Brain Kilmeade, of Fox News, working with Don Yaeger who receives co-author credit in a much smaller font and may be responsible for the large number of primary sources listed in the Notes, wrote this book about America’s first war as a nation to feature the “relatively unknown, unsung patriots” who fought and died to makes our famous founding fathers’ vision come true.
I’m glad I picked up the book and will, therefore, forgive him for using one of the most famous of those founding fathers in the title: Thomas Jefferson and the Tripoli Pirates, the Forgotten War that Changed American History.
From the halls of Montezuma,
To the shores of Tripoli…
Hymn of the US Marines
Around 1800, Tripoli (known today as Libya) was the most aggressive of the nations on the North African Barbary Coast: Morocco, Algeria, Tripoli, and part of Egypt, nations beholden to the Ottoman Empire. These nations, each with its own an absolute ruler, controlled the Mediterranean Sea and extended their reach into the Atlantic Ocean. They extorted protection money from nations trading in the Mediterranean, and mostly received whatever they demanded, even from powerful nations like Britain and France (which persisted in fighting each other through the period.) Ships not under the rulers’ protection were routinely captured by “pirates” working for these nations, their crews enslaved, and vast ransoms demanded. It was “a centuries-old practice of building economies around kidnappings, theft, and terror.”
US ships were easy targets
The newly formed United States, untried in the region, found “its status was lowly indeed,” but needed the economic boost from trade.

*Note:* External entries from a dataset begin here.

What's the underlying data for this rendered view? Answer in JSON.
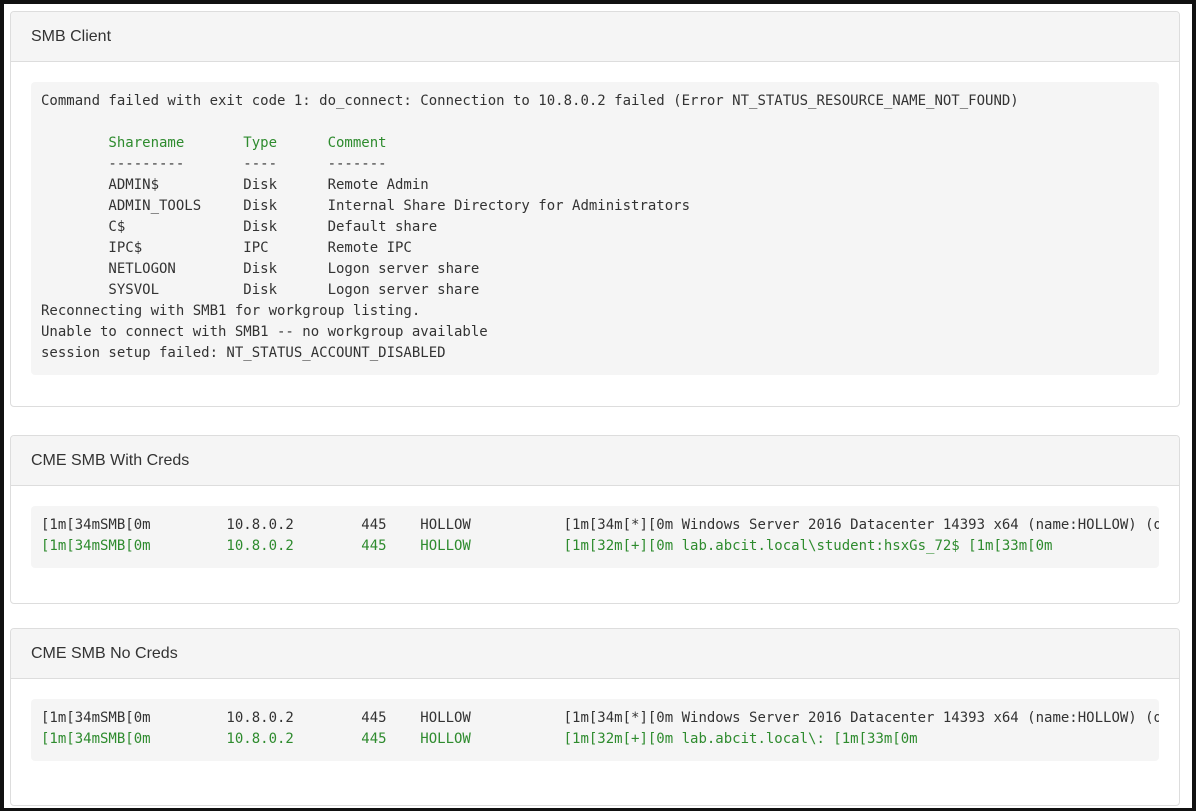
{
  "panels": [
    {
      "title": "SMB Client",
      "lines": [
        {
          "text": "Command failed with exit code 1: do_connect: Connection to 10.8.0.2 failed (Error NT_STATUS_RESOURCE_NAME_NOT_FOUND)",
          "color": "default"
        },
        {
          "text": "",
          "color": "default"
        },
        {
          "text": "        Sharename       Type      Comment",
          "color": "green"
        },
        {
          "text": "        ---------       ----      -------",
          "color": "default"
        },
        {
          "text": "        ADMIN$          Disk      Remote Admin",
          "color": "default"
        },
        {
          "text": "        ADMIN_TOOLS     Disk      Internal Share Directory for Administrators",
          "color": "default"
        },
        {
          "text": "        C$              Disk      Default share",
          "color": "default"
        },
        {
          "text": "        IPC$            IPC       Remote IPC",
          "color": "default"
        },
        {
          "text": "        NETLOGON        Disk      Logon server share",
          "color": "default"
        },
        {
          "text": "        SYSVOL          Disk      Logon server share",
          "color": "default"
        },
        {
          "text": "Reconnecting with SMB1 for workgroup listing.",
          "color": "default"
        },
        {
          "text": "Unable to connect with SMB1 -- no workgroup available",
          "color": "default"
        },
        {
          "text": "session setup failed: NT_STATUS_ACCOUNT_DISABLED",
          "color": "default"
        }
      ]
    },
    {
      "title": "CME SMB With Creds",
      "lines": [
        {
          "text": "[1m[34mSMB[0m         10.8.0.2        445    HOLLOW           [1m[34m[*][0m Windows Server 2016 Datacenter 14393 x64 (name:HOLLOW) (d",
          "color": "default"
        },
        {
          "text": "[1m[34mSMB[0m         10.8.0.2        445    HOLLOW           [1m[32m[+][0m lab.abcit.local\\student:hsxGs_72$ [1m[33m[0m",
          "color": "green"
        }
      ]
    },
    {
      "title": "CME SMB No Creds",
      "lines": [
        {
          "text": "[1m[34mSMB[0m         10.8.0.2        445    HOLLOW           [1m[34m[*][0m Windows Server 2016 Datacenter 14393 x64 (name:HOLLOW) (d",
          "color": "default"
        },
        {
          "text": "[1m[34mSMB[0m         10.8.0.2        445    HOLLOW           [1m[32m[+][0m lab.abcit.local\\: [1m[33m[0m",
          "color": "green"
        }
      ]
    }
  ],
  "colors": {
    "green": "#2e8b2e",
    "default": "#333333",
    "panel_heading_bg": "#f5f5f5",
    "pre_bg": "#f5f5f5",
    "border": "#dddddd"
  }
}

At first, the US paid “tribute” like other nations did, but didn’t have the credit-rating to raise the increasing sums demanded and was still deep in debt from the Revolution. Eventually, the US fought the Barbary nations – especially Tripoli – and won the right to free passage in international waters.
I chose to title this review as a war with Islam, which is a bit hyperbolic.
- At one point a Tripoli diplomat explained that “all nations which had not acknowledged the Prophet were sinners, whom it was the right and duty of the faithful to plunder and enslave.”
- Later, however, when America supported an exiled prince against his brother who ruled Tripoli (regime change as a tactic is not new) the US emissary “touched upon the affinity of principle between the Islam and American religion. Both taught the existence…of one God… both enjoyed the universal exercise of humanity, and both forbade unnecessary bloodshed… the viceroy had to agree: indeed these were the maxims of his faith.”
Forgive my cynicism, but those seeking wealth and power seem to use religion when it suits their purpose. Continue reading